His own marriage took place on the 11th November 1430 to Alice Chaucer (1404-1475). Alice was the daughter of Thomas Chaucer of Ewelme, Oxfordshire and granddaughter to the poet Geoffrey Chaucer and his wife Philippa de Roet.
With the deaths of Humphrey, Duke of Gloucester and Cardinal Beaufort in 1447, Suffolk became the principal power behind the throne. He was appointed Chamberlain, Admiral of England as well as other important offices, and made Earl of Pembroke in 1447 and Duke of Suffolk in 1448.

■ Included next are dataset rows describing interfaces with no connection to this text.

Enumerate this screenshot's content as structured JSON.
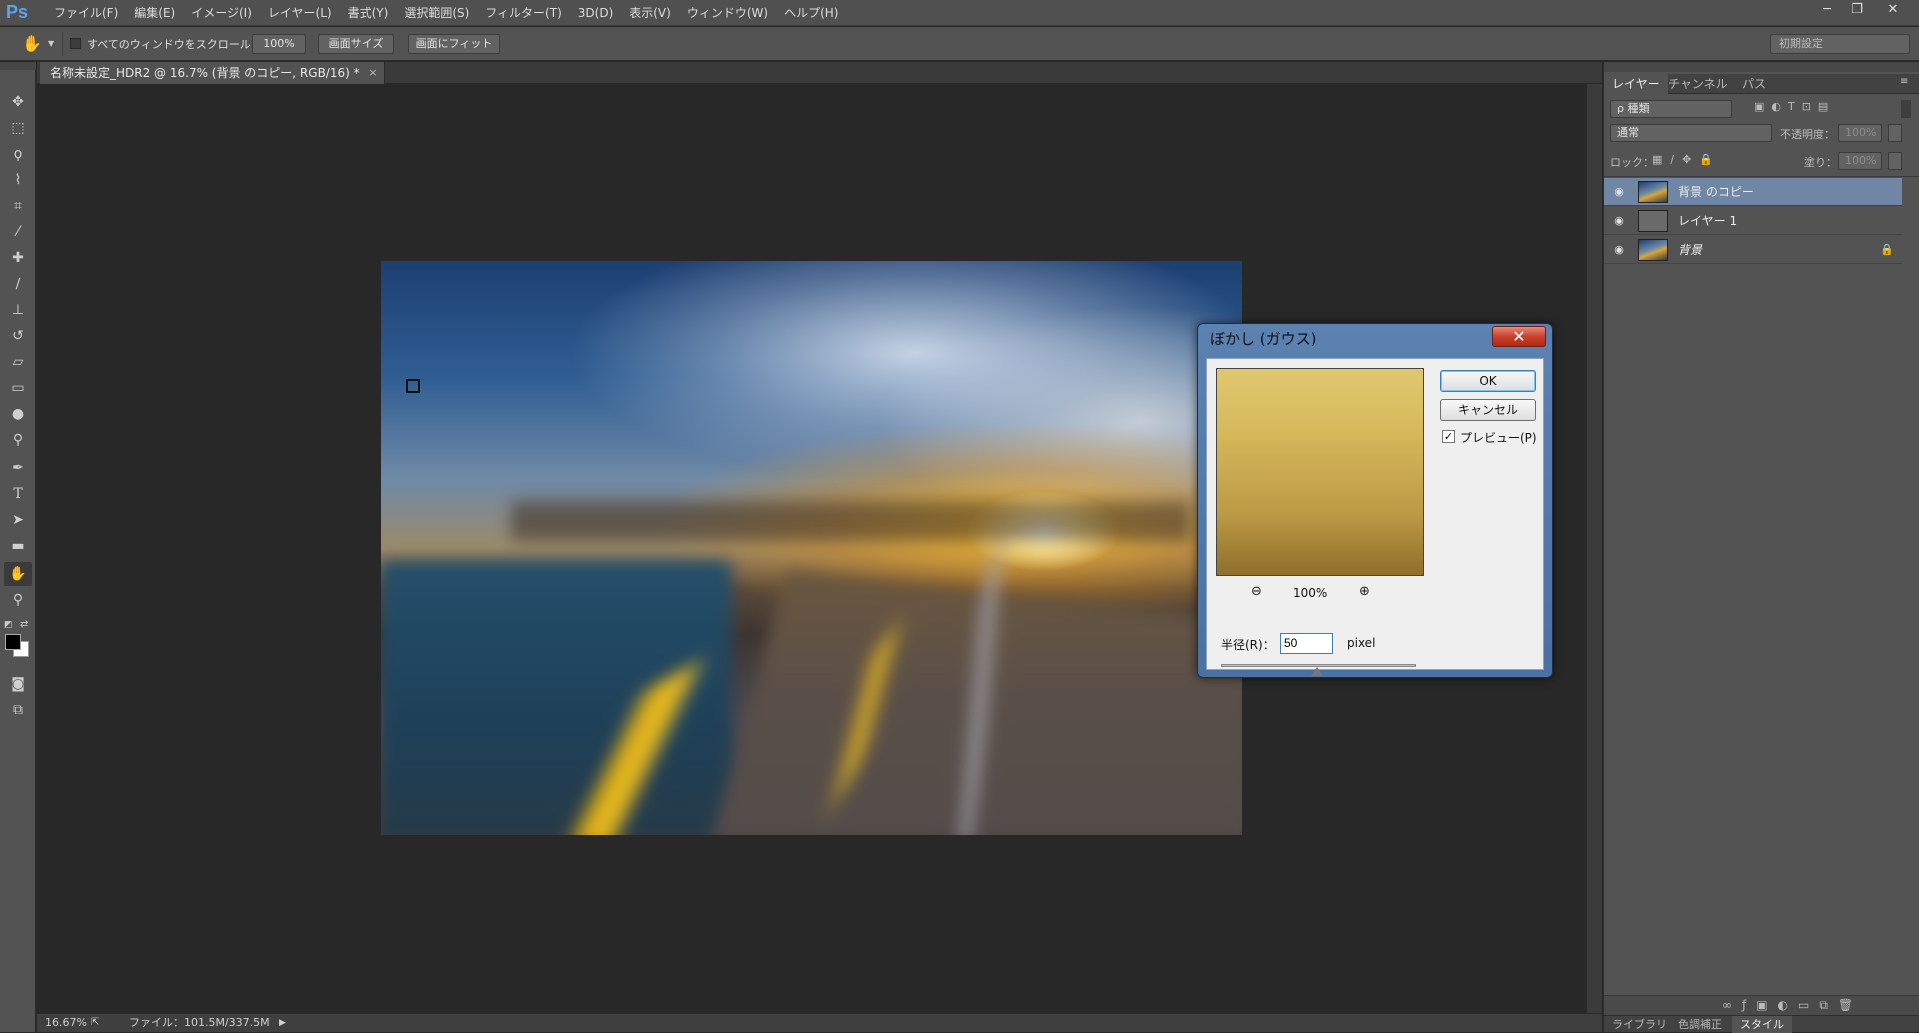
{
  "app": {
    "logo": "Ps"
  },
  "menu": [
    "ファイル(F)",
    "編集(E)",
    "イメージ(I)",
    "レイヤー(L)",
    "書式(Y)",
    "選択範囲(S)",
    "フィルター(T)",
    "3D(D)",
    "表示(V)",
    "ウィンドウ(W)",
    "ヘルプ(H)"
  ],
  "window_controls": {
    "minimize": "─",
    "restore": "❐",
    "close": "✕"
  },
  "options_bar": {
    "scroll_all_label": "すべてのウィンドウをスクロール",
    "zoom_100": "100%",
    "fit_screen": "画面サイズ",
    "fill_screen": "画面にフィット",
    "workspace": "初期設定"
  },
  "document": {
    "tab_title": "名称未設定_HDR2 @ 16.7% (背景 のコピー, RGB/16) *",
    "close": "×"
  },
  "status": {
    "zoom": "16.67%",
    "file_info": "ファイル：101.5M/337.5M"
  },
  "layers_panel": {
    "tabs": [
      "レイヤー",
      "チャンネル",
      "パス"
    ],
    "filter_kind": "ρ 種類",
    "blend_mode": "通常",
    "opacity_label": "不透明度：",
    "opacity_value": "100%",
    "lock_label": "ロック：",
    "fill_label": "塗り：",
    "fill_value": "100%",
    "layers": [
      {
        "name": "背景 のコピー",
        "visible": true,
        "selected": true
      },
      {
        "name": "レイヤー 1",
        "visible": true,
        "selected": false
      },
      {
        "name": "背景",
        "visible": true,
        "selected": false,
        "locked": true
      }
    ],
    "bottom_tabs": [
      "ライブラリ",
      "色調補正",
      "スタイル"
    ]
  },
  "gaussian_blur_dialog": {
    "title": "ぼかし (ガウス)",
    "ok": "OK",
    "cancel": "キャンセル",
    "preview_label": "プレビュー(P)",
    "preview_checked": true,
    "zoom": "100%",
    "radius_label": "半径(R)：",
    "radius_value": "50",
    "radius_unit": "pixel"
  },
  "colors": {
    "menubar": "#505050",
    "panel": "#535353",
    "canvas": "#282828",
    "selected_layer": "#6f87a4",
    "dialog_frame": "#4a71a2"
  }
}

On 16th July Suffolk met in secret with Jean d’Orleans, comte de Dunois at his mansion of the Rose in Candlewick Street. This was the first of several meetings in London as Suffolk passed Council minutes to Dunois in assistance with the plans for the French invasion of England. Dunois was a French hero from the Siege of Orleans. It was rumoured that Suffolk never paid the £20,000 owed to Dunois for his ransom and because of this he now passed on state secrets.
The following three years saw the near complete loss of England’s possessions in northern France. Suffolk could not avoid the blame for these failures partly because of the loss of Maine and Anjou with the marriage arrangements for Henry. On 28th January 1450 he was arrested and imprisoned in the Tower of London. The king intervened and tried to save his favourite who was then banished for five years. Suffolk then sailed to Calais by ship but was intercepted by the ship ‘Nicholas of the Tower’ and captured. He was then subject to a mock trial and executed by beheading.
Suffolk was interred in the Carthusian Priory, Hull by his widow Alice. The Priory was founded in 1377, by Suffolk’s grandfather Michael de la Pole, the 1st Earl of Suffolk and then dissolved in 1539. Almost none of the original buildings survive following two English Civil War sieges in Hull in 1642 and 1643
He was one of the first from the merchant class to raise him into a loftier position. For this alone he is an important figure who fought for Henry VI’s father and then twisted himself either by chance or with his known traitorous acts manipulated his way into a higher position. Whichever it was the weakness of Henry VI definitely helped him. William was succeeded as the Duke of Suffolk by his only known legitimate son John, who became the 2nd Duke of Suffolk.